BRIEF
Below are records; count how many of their lines contain the string "true", and give only that number.

Data records for software interfaces
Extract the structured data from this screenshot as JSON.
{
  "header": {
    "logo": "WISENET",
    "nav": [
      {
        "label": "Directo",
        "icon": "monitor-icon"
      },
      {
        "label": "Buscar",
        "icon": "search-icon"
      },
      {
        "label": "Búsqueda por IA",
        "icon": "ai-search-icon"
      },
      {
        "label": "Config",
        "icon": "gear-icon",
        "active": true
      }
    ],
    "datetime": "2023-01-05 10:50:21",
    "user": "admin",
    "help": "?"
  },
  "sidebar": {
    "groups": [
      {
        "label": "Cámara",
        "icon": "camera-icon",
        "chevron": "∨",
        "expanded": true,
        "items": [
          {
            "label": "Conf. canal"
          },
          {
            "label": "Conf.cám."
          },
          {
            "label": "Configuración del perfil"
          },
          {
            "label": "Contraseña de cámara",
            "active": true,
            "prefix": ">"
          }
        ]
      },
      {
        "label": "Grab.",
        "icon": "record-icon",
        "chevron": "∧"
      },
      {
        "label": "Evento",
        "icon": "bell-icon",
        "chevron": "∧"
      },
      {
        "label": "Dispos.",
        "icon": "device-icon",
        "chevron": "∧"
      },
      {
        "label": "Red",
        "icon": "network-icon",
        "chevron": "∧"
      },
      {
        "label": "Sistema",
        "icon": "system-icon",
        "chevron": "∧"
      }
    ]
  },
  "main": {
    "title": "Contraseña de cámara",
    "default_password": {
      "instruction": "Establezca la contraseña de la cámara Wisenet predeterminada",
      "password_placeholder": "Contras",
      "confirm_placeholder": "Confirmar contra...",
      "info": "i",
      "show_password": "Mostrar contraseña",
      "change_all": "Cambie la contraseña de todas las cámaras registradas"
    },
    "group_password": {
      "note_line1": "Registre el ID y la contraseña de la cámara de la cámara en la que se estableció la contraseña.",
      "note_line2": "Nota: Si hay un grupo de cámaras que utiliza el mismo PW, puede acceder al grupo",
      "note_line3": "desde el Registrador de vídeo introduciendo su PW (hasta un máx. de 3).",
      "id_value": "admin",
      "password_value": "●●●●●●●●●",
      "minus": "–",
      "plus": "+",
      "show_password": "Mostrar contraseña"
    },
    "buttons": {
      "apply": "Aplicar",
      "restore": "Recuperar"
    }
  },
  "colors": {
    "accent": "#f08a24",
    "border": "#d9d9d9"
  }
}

RESULT OF THIS TASK
3